Can you grow it or make it yourself?
If not, then consider the following:
1. Do I really need this? Is there anything I can use instead?
Here’s where the joys of ingenuity come in. It’s fun to find substitutes. For instance, do you really need a nightgown or pajamas when a big shirt will do as well?
2. How will this item affect the quality of my life?
Will it help me engage in life more fully, like sheet music or gardening supplies or a swim suit? Or will it just make me more passive – like an extra TV?
3. Is the cost of the item worth the amount of time it takes to earn the money to buy it?
This is the question suggested by Dominguez and Robin in Your Money or Your Life. For instance,
How many hours do you have to work to buy your daily espressos?
Is it worth it?
You may say yes, but at least you’ve thought about it.
4. Could you buy it used? Borrow it? Rent it? Share the purchase with someone else?
Does your area have a tool-share?
Does your area have a free-cycle group?
Can you get around by bicycle?
Annual transit passes are available in many cities.
Buying used can save up to thousands of dollars.
Can you buy it with someone else and share it?
Can you get along without one and rent one when you need it?
Can you use one of the car-share services (auto-share, zip-car, etc)?
5. Where should you buy it? Consider these possibilities:
A small, locally owned business that keeps your money circulating in the
A business you value, one that adds life to the community – like an
A business that contributes to the community, perhaps by donating to a
A business that treats its employees well
A cooperative or worker-owned business, particularly one where you can be
a member and have input
6. How will this purchase affect the environment?
Does it contain toxic petrochemical ingredients like fragrances, that other people also have to breathe in when you use them?
Is it biodegradable?
(compare your personal care, laundry, soaps and cleaning agents )
What were the environmental impacts during the creation and transportation of the item?
Did it pollute the air or water then?
Does it affect the air or water during use or disposal?
Are safer alternatives available?
Can it be recycled or repaired? ( Avoid single use items and dispose of things properly)
Will it use up resources to maintain? ( a hand mower uses up much fewer resources than does an electric or gas powered one )
Is it over-packaged? Packaging pollutes, uses up resources, and swells our landfills. (If you can’t avoid it, try leaving the packaging with the store. )
Can you buy it in bulk and avoid packaging altogether?
How far do you have to drive to buy it?
Is it worth your time and your gas to drive a long distance to save a few cents?
Where is it made?

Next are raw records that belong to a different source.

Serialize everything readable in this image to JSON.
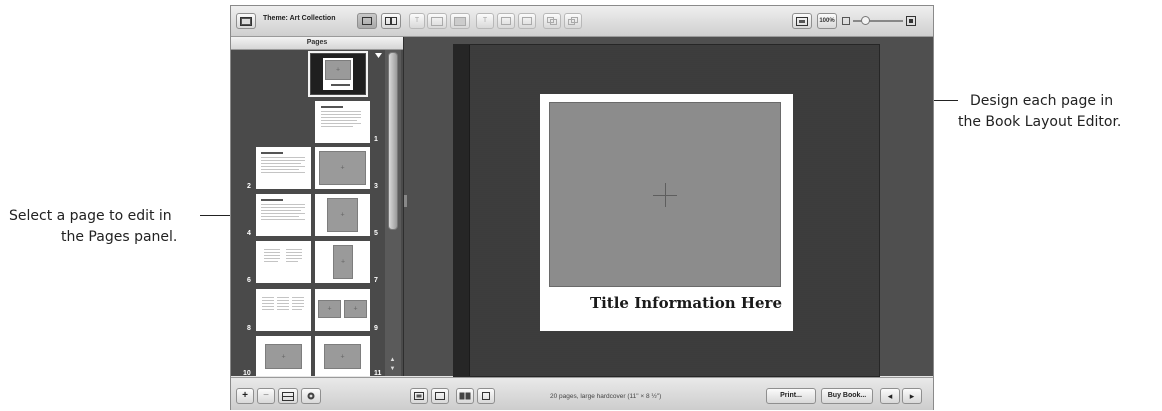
{
  "callouts": {
    "right_line1": "Design each page in",
    "right_line2": "the Book Layout Editor.",
    "left_line1": "Select a page to edit in",
    "left_line2": "the Pages panel."
  },
  "toolbar": {
    "theme_label": "Theme: Art Collection",
    "zoom_label": "100%",
    "zoom_level_percent": 100
  },
  "pages_panel": {
    "header": "Pages",
    "page_numbers": [
      "1",
      "2",
      "3",
      "4",
      "5",
      "6",
      "7",
      "8",
      "9",
      "10",
      "11"
    ]
  },
  "editor": {
    "book_title": "Title Information Here"
  },
  "bottom_bar": {
    "add_label": "+",
    "remove_label": "−",
    "status_text": "20 pages, large hardcover (11\" × 8 ½\")",
    "print_label": "Print...",
    "buy_label": "Buy Book...",
    "prev_label": "◂",
    "next_label": "▸"
  }
}
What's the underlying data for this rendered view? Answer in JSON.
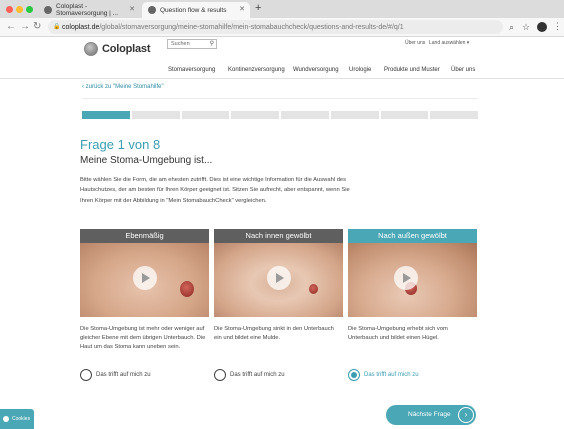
{
  "browser": {
    "tabs": [
      {
        "title": "Coloplast - Stomaversorgung | ..."
      },
      {
        "title": "Question flow & results"
      }
    ],
    "url_domain": "coloplast.de",
    "url_path": "/global/stomaversorgung/meine-stomahilfe/mein-stomabauchcheck/questions-and-results-de/#/q/1"
  },
  "site": {
    "logo_text": "Coloplast",
    "search_placeholder": "Suchen",
    "util_about": "Über uns",
    "util_country": "Land auswählen ▾",
    "nav": [
      "Stomaversorgung",
      "Kontinenzversorgung",
      "Wundversorgung",
      "Urologie",
      "Produkte und Muster",
      "Über uns"
    ]
  },
  "page": {
    "back_link": "zurück zu \"Meine Stomahilfe\"",
    "progress": {
      "current": 1,
      "total": 8
    },
    "question_number": "Frage 1 von 8",
    "question_title": "Meine Stoma-Umgebung ist...",
    "question_text": "Bitte wählen Sie die Form, die am ehesten zutrifft. Dies ist eine wichtige Information für die Auswahl des Hautschutzes, der am besten für Ihren Körper geeignet ist. Sitzen Sie aufrecht, aber entspannt, wenn Sie Ihren Körper mit der Abbildung in \"Mein StomabauchCheck\" vergleichen.",
    "options": [
      {
        "heading": "Ebenmäßig",
        "description": "Die Stoma-Umgebung ist mehr oder weniger auf gleicher Ebene mit dem übrigen Unterbauch. Die Haut um das Stoma kann uneben sein.",
        "radio_label": "Das trifft auf mich zu",
        "selected": false
      },
      {
        "heading": "Nach innen gewölbt",
        "description": "Die Stoma-Umgebung sinkt in den Unterbauch ein und bildet eine Mulde.",
        "radio_label": "Das trifft auf mich zu",
        "selected": false
      },
      {
        "heading": "Nach außen gewölbt",
        "description": "Die Stoma-Umgebung erhebt sich vom Unterbauch und bildet einen Hügel.",
        "radio_label": "Das trifft auf mich zu",
        "selected": true
      }
    ],
    "next_button": "Nächste Frage",
    "cookies_label": "Cookies"
  },
  "colors": {
    "accent": "#4aa7b6",
    "header_inactive": "#5f5f5f",
    "header_active": "#4aa7b6"
  }
}
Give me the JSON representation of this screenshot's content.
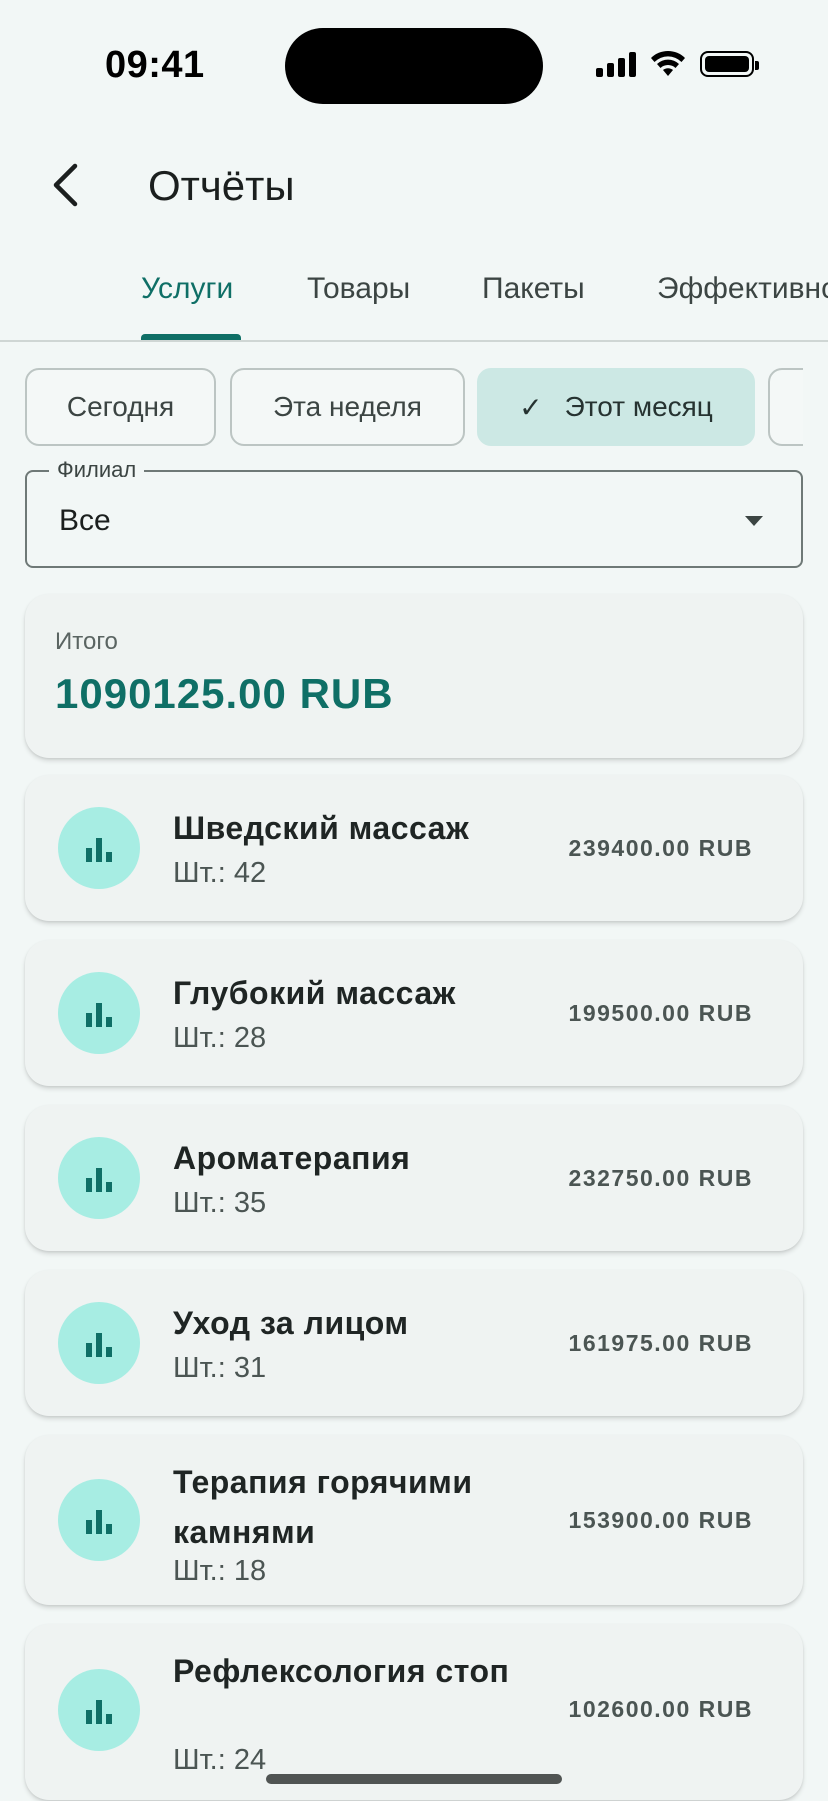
{
  "status_bar": {
    "time": "09:41"
  },
  "app_bar": {
    "title": "Отчёты"
  },
  "tabs": [
    {
      "label": "Услуги",
      "active": true
    },
    {
      "label": "Товары",
      "active": false
    },
    {
      "label": "Пакеты",
      "active": false
    },
    {
      "label": "Эффективно",
      "active": false
    }
  ],
  "filters": [
    {
      "label": "Сегодня",
      "selected": false
    },
    {
      "label": "Эта неделя",
      "selected": false
    },
    {
      "label": "Этот месяц",
      "selected": true
    }
  ],
  "branch_select": {
    "label": "Филиал",
    "value": "Все"
  },
  "total": {
    "label": "Итого",
    "value": "1090125.00 RUB"
  },
  "services": [
    {
      "name": "Шведский массаж",
      "qty": "Шт.: 42",
      "amount": "239400.00 RUB",
      "icon": "bar-chart-icon"
    },
    {
      "name": "Глубокий массаж",
      "qty": "Шт.: 28",
      "amount": "199500.00 RUB",
      "icon": "bar-chart-icon"
    },
    {
      "name": "Ароматерапия",
      "qty": "Шт.: 35",
      "amount": "232750.00 RUB",
      "icon": "bar-chart-icon"
    },
    {
      "name": "Уход за лицом",
      "qty": "Шт.: 31",
      "amount": "161975.00 RUB",
      "icon": "bar-chart-icon"
    },
    {
      "name": "Терапия горячими камнями",
      "qty": "Шт.: 18",
      "amount": "153900.00 RUB",
      "icon": "bar-chart-icon"
    },
    {
      "name": "Рефлексология стоп",
      "qty": "Шт.: 24",
      "amount": "102600.00 RUB",
      "icon": "bar-chart-icon"
    }
  ],
  "colors": {
    "accent": "#0f6f66",
    "icon_bg": "#a7ede3",
    "chip_selected": "#cce8e4",
    "background": "#f2f7f6"
  }
}
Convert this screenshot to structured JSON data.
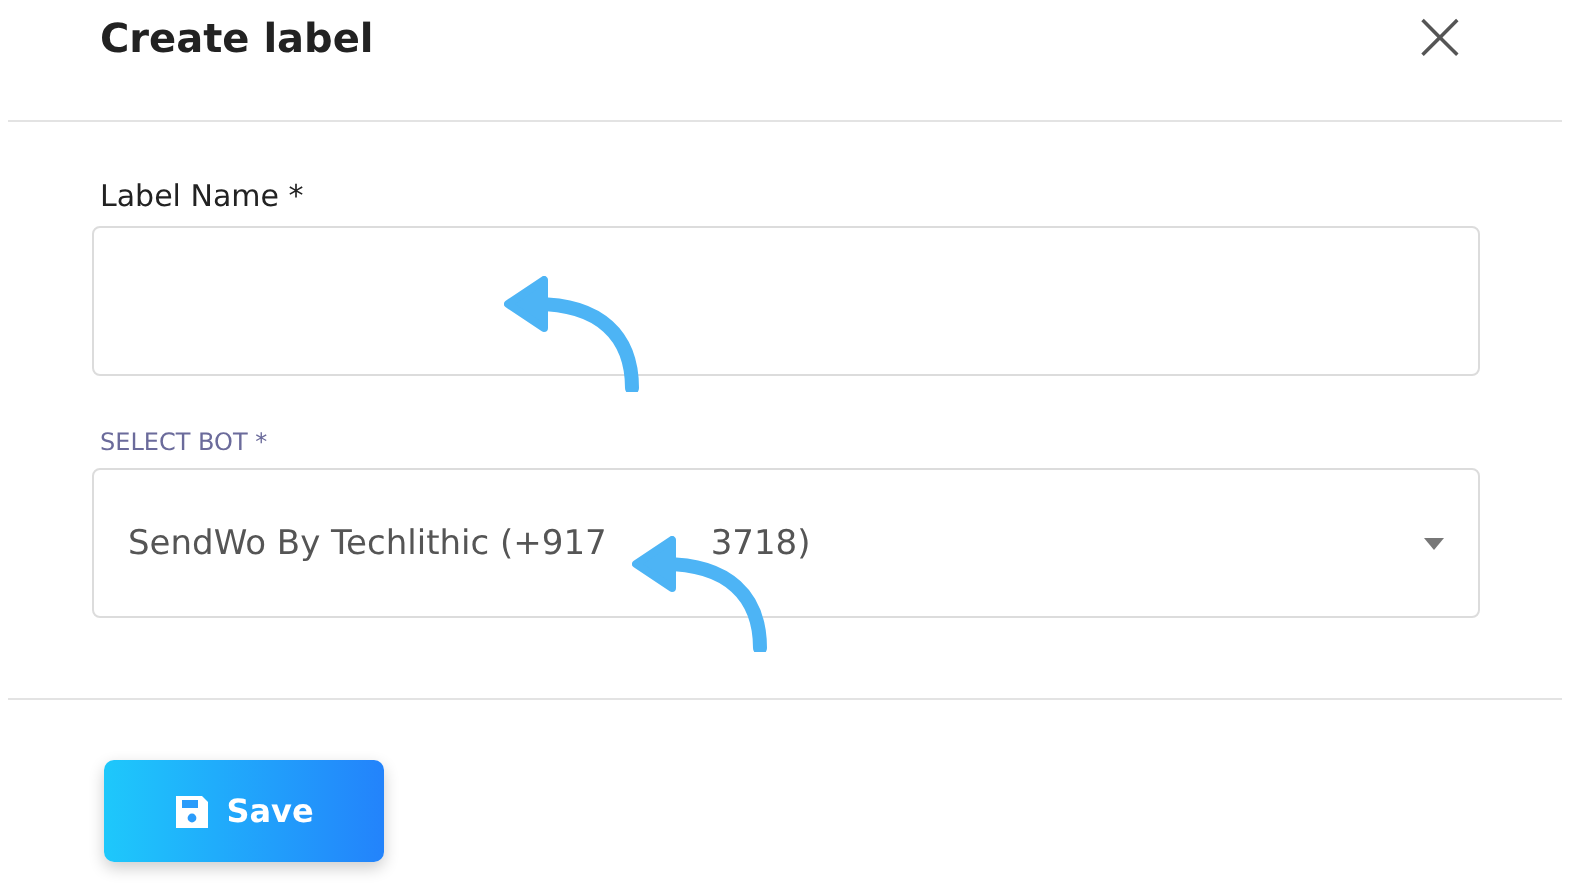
{
  "dialog": {
    "title": "Create label",
    "close": "×"
  },
  "fields": [
    {
      "label": "Label Name *",
      "kind": "text"
    },
    {
      "label": "SELECT BOT *",
      "kind": "select",
      "value_start": "SendWo By Techlithic (+917",
      "value_end": "3718)"
    }
  ],
  "buttons": [
    {
      "label": "Save"
    }
  ]
}
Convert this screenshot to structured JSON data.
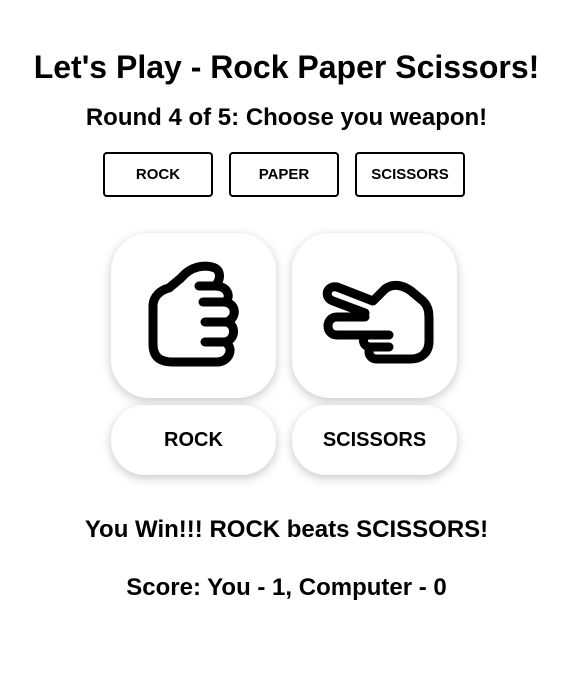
{
  "header": {
    "title": "Let's Play - Rock Paper Scissors!",
    "round_prompt": "Round 4 of 5: Choose you weapon!"
  },
  "weapons": [
    {
      "label": "ROCK"
    },
    {
      "label": "PAPER"
    },
    {
      "label": "SCISSORS"
    }
  ],
  "player": {
    "choice_icon": "rock-fist-icon",
    "choice_label": "ROCK"
  },
  "computer": {
    "choice_icon": "scissors-hand-icon",
    "choice_label": "SCISSORS"
  },
  "result": {
    "message": "You Win!!! ROCK beats SCISSORS!",
    "score": "Score: You - 1, Computer - 0"
  }
}
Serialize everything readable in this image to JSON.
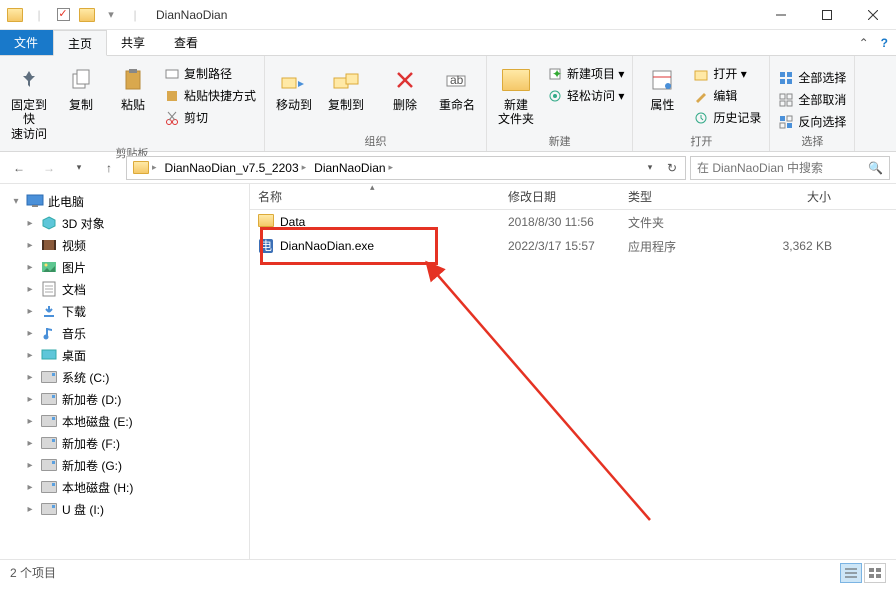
{
  "title": "DianNaoDian",
  "tabs": {
    "file": "文件",
    "home": "主页",
    "share": "共享",
    "view": "查看"
  },
  "ribbon": {
    "pin": "固定到快\n速访问",
    "copy": "复制",
    "paste": "粘贴",
    "copypath": "复制路径",
    "pasteshortcut": "粘贴快捷方式",
    "cut": "剪切",
    "group_clip": "剪贴板",
    "moveto": "移动到",
    "copyto": "复制到",
    "delete": "删除",
    "rename": "重命名",
    "group_org": "组织",
    "newfolder": "新建\n文件夹",
    "newitem": "新建项目 ▾",
    "easyaccess": "轻松访问 ▾",
    "group_new": "新建",
    "properties": "属性",
    "open": "打开 ▾",
    "edit": "编辑",
    "history": "历史记录",
    "group_open": "打开",
    "selectall": "全部选择",
    "selectnone": "全部取消",
    "invert": "反向选择",
    "group_select": "选择"
  },
  "breadcrumbs": [
    "DianNaoDian_v7.5_2203",
    "DianNaoDian"
  ],
  "search_placeholder": "在 DianNaoDian 中搜索",
  "cols": {
    "name": "名称",
    "date": "修改日期",
    "type": "类型",
    "size": "大小"
  },
  "files": [
    {
      "name": "Data",
      "date": "2018/8/30 11:56",
      "type": "文件夹",
      "size": ""
    },
    {
      "name": "DianNaoDian.exe",
      "date": "2022/3/17 15:57",
      "type": "应用程序",
      "size": "3,362 KB"
    }
  ],
  "tree": [
    {
      "label": "此电脑",
      "chev": "▾",
      "icon": "pc"
    },
    {
      "label": "3D 对象",
      "chev": "▸",
      "icon": "3d",
      "indent": 1
    },
    {
      "label": "视频",
      "chev": "▸",
      "icon": "video",
      "indent": 1
    },
    {
      "label": "图片",
      "chev": "▸",
      "icon": "pic",
      "indent": 1
    },
    {
      "label": "文档",
      "chev": "▸",
      "icon": "doc",
      "indent": 1
    },
    {
      "label": "下载",
      "chev": "▸",
      "icon": "dl",
      "indent": 1
    },
    {
      "label": "音乐",
      "chev": "▸",
      "icon": "music",
      "indent": 1
    },
    {
      "label": "桌面",
      "chev": "▸",
      "icon": "desk",
      "indent": 1
    },
    {
      "label": "系统 (C:)",
      "chev": "▸",
      "icon": "drive",
      "indent": 1
    },
    {
      "label": "新加卷 (D:)",
      "chev": "▸",
      "icon": "drive",
      "indent": 1
    },
    {
      "label": "本地磁盘 (E:)",
      "chev": "▸",
      "icon": "drive",
      "indent": 1
    },
    {
      "label": "新加卷 (F:)",
      "chev": "▸",
      "icon": "drive",
      "indent": 1
    },
    {
      "label": "新加卷 (G:)",
      "chev": "▸",
      "icon": "drive",
      "indent": 1
    },
    {
      "label": "本地磁盘 (H:)",
      "chev": "▸",
      "icon": "drive",
      "indent": 1
    },
    {
      "label": "U 盘 (I:)",
      "chev": "▸",
      "icon": "drive",
      "indent": 1
    }
  ],
  "status": "2 个项目"
}
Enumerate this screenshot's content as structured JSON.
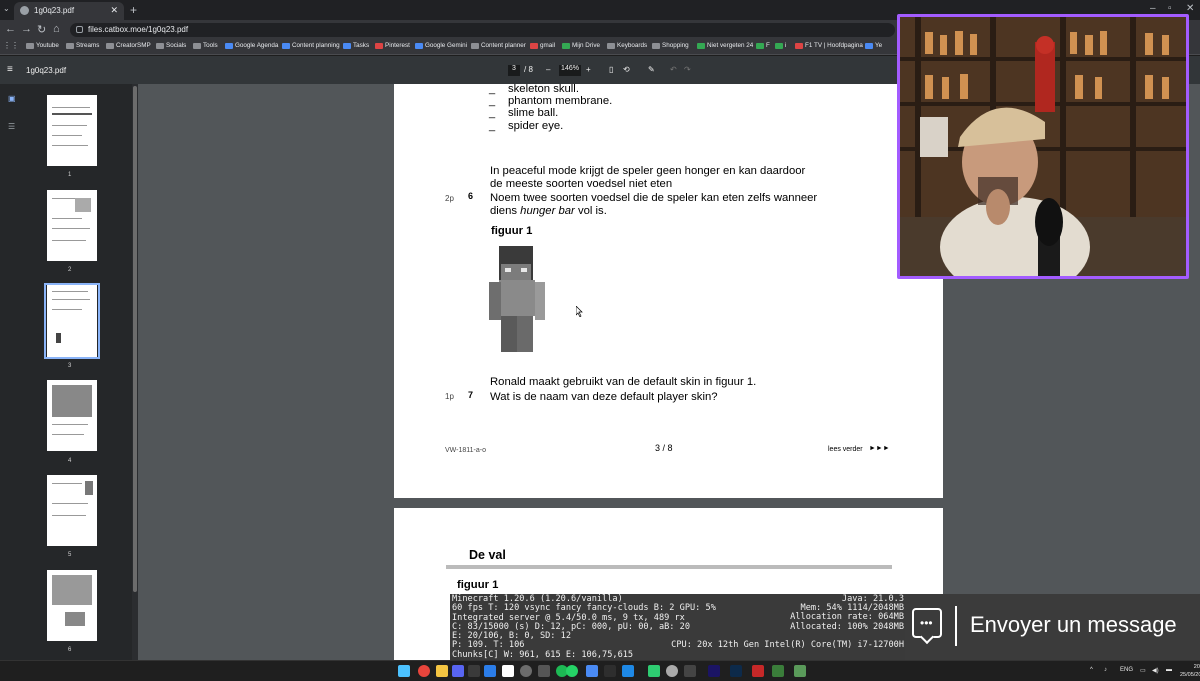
{
  "browser": {
    "tab_title": "1g0q23.pdf",
    "url": "files.catbox.moe/1g0q23.pdf",
    "bookmarks": [
      "Youtube",
      "Streams",
      "CreatorSMP",
      "Socials",
      "Tools",
      "Google Agenda",
      "Content planning",
      "Tasks",
      "Pinterest",
      "Google Gemini",
      "Content planner",
      "gmail",
      "Mijn Drive",
      "Keyboards",
      "Shopping",
      "Niet vergeten 24",
      "F",
      "i",
      "F1 TV | Hoofdpagina",
      "Ye"
    ]
  },
  "pdf_toolbar": {
    "title": "1g0q23.pdf",
    "current_page": "3",
    "total_pages": "/ 8",
    "zoom": "146%"
  },
  "thumbnails": [
    "1",
    "2",
    "3",
    "4",
    "5",
    "6"
  ],
  "page3": {
    "bullets": [
      "skeleton skull.",
      "phantom membrane.",
      "slime ball.",
      "spider eye."
    ],
    "bullet_mark": "_",
    "intro_line1": "In peaceful mode krijgt de speler geen honger en kan daardoor",
    "intro_line2": "de meeste soorten voedsel niet eten",
    "q6_points": "2p",
    "q6_number": "6",
    "q6_line1": "Noem twee soorten voedsel die de speler kan eten zelfs wanneer",
    "q6_line2_pre": "diens ",
    "q6_line2_em": "hunger bar",
    "q6_line2_post": " vol is.",
    "figure_label": "figuur 1",
    "q7_intro": "Ronald maakt gebruikt van de default skin in figuur 1.",
    "q7_points": "1p",
    "q7_number": "7",
    "q7_text": "Wat is de naam van deze default player skin?",
    "footer_code": "VW-1811-a-o",
    "footer_page": "3 / 8",
    "footer_next": "lees verder",
    "footer_arrows": "►►►"
  },
  "page4": {
    "heading": "De val",
    "figure_label": "figuur 1",
    "debug_left": [
      "Minecraft 1.20.6 (1.20.6/vanilla)",
      "60 fps T: 120 vsync fancy fancy-clouds B: 2 GPU: 5%",
      "Integrated server @ 5.4/50.0 ms, 9 tx, 489 rx",
      "C: 83/15000 (s) D: 12, pC: 000, pU: 00, aB: 20",
      "E: 20/106, B: 0, SD: 12",
      "P: 109. T: 106",
      "Chunks[C] W: 961, 615 E: 106,75,615"
    ],
    "debug_right": [
      "Java: 21.0.3",
      "Mem: 54% 1114/2048MB",
      "Allocation rate: 064MB",
      "Allocated: 100% 2048MB",
      "",
      "CPU: 20x 12th Gen Intel(R) Core(TM) i7-12700H"
    ]
  },
  "chat": {
    "text": "Envoyer un message"
  },
  "taskbar": {
    "lang": "ENG",
    "time": "20:28",
    "date": "25/05/2026"
  }
}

How much energy was used to import it?
Think of the energy costs to ship that pineapple from Hawaii.
Do you really need a pineapple?
When you do purchase something not made here, try to buy from countries where regulations on environmental and social damage are stronger than ours.
7. How were the people who made it treated?
Were they paid poorly or well?
Was their health put at risk from pesticides or other working conditions?
Were local jobs lost so corporations could make bigger profits?
Remind yourself that the more we consume things made more cheaply elsewhere, the less likely corporations are to make high- quality things here.
Look into things that are certified FairTrade. Along with gift items which are available in some smaller local specialty shops, coffees, teas, chocolates, and bananas are everyday items that are readily available organic and fair trade. Whole communities benefit from these (and the extra few cents we pay).
(adapted ages ago from a list originally found in “The Circle of Simplicity”)